Stored items from a collection:
--*--

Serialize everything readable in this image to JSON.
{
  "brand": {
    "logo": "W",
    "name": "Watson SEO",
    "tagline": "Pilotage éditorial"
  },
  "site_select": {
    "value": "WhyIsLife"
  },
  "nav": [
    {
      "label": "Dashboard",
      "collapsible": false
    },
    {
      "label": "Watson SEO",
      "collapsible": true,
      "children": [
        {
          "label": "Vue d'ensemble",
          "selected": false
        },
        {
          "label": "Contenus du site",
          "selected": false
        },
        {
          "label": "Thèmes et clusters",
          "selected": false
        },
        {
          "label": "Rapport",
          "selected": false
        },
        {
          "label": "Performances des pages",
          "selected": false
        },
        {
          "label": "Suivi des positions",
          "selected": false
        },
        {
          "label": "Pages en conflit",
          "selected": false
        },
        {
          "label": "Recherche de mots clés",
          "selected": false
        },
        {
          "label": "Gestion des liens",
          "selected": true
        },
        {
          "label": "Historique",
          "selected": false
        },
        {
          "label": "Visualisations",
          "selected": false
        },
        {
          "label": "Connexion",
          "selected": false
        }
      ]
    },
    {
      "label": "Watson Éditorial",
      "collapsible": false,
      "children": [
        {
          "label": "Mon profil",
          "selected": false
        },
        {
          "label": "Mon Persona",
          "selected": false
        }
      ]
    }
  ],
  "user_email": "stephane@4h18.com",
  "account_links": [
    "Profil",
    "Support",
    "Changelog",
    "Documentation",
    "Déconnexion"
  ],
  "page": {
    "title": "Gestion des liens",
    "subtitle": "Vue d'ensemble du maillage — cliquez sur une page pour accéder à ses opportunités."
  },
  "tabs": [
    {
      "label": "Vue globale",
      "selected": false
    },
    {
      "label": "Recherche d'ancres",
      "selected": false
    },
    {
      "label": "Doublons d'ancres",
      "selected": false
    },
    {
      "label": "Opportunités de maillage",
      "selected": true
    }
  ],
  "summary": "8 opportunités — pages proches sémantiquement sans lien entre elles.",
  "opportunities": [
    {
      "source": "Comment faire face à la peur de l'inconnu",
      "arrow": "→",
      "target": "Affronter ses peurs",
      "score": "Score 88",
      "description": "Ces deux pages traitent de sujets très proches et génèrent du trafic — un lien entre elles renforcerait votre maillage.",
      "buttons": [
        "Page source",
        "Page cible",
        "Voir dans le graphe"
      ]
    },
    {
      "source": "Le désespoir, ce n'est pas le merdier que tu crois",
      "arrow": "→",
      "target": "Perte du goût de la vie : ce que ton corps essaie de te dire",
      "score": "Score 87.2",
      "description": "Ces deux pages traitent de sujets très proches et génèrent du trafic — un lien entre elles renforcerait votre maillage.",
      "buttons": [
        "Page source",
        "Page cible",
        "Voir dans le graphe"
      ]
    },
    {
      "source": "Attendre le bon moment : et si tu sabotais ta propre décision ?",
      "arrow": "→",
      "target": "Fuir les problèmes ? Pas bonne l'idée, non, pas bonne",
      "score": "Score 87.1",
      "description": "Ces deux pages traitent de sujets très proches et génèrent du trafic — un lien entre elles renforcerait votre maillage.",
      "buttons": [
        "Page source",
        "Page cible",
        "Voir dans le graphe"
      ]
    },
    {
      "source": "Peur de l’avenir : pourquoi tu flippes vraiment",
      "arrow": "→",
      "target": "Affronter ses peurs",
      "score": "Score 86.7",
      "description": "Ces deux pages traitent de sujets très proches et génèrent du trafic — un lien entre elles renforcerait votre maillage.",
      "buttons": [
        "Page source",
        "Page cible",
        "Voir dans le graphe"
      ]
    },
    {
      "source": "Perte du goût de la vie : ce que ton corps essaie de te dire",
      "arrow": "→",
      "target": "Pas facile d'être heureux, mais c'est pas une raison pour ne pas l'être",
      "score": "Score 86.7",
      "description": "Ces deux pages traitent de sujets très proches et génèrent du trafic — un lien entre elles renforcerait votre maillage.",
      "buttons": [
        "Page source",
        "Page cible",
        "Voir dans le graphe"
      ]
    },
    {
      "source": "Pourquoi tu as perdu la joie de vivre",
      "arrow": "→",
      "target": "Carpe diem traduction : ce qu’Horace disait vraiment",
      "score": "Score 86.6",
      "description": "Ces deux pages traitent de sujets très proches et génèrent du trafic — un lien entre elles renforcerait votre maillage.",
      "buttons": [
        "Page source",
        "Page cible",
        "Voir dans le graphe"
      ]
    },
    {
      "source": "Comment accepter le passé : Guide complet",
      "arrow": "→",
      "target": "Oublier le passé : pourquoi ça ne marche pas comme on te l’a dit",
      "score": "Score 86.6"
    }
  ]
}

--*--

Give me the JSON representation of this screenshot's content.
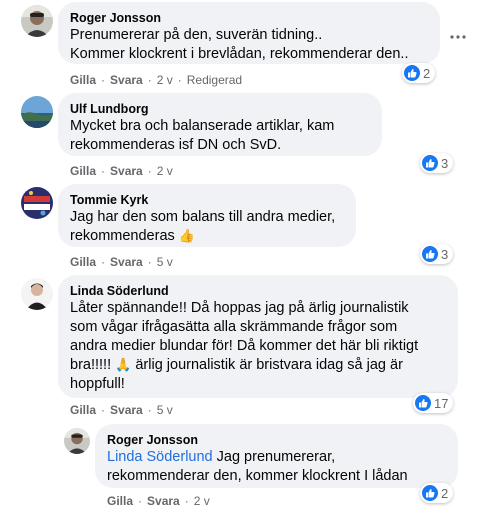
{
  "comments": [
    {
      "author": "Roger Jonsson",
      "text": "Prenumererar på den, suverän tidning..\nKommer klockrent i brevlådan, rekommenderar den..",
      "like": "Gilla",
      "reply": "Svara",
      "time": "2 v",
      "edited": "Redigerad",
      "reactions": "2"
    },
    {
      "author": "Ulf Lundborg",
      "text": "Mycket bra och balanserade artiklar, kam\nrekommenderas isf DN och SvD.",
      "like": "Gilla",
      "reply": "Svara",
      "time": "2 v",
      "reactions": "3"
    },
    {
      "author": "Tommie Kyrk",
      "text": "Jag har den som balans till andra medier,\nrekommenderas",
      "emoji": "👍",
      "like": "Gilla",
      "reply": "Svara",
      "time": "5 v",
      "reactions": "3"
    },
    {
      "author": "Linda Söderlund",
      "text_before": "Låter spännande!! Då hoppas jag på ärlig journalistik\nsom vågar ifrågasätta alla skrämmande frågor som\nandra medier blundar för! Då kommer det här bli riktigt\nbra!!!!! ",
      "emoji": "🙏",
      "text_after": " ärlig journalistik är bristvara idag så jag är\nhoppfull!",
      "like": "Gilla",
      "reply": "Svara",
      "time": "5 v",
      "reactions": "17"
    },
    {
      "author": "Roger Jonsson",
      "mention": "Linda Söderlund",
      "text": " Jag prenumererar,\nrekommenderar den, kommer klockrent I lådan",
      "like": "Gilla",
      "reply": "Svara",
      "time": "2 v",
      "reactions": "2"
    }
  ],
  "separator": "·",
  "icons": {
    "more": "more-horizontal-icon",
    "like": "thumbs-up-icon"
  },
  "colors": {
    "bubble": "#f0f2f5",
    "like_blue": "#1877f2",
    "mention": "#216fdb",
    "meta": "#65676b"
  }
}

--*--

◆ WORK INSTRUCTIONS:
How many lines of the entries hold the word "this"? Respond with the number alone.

◆ YOUR RESPONSE:
2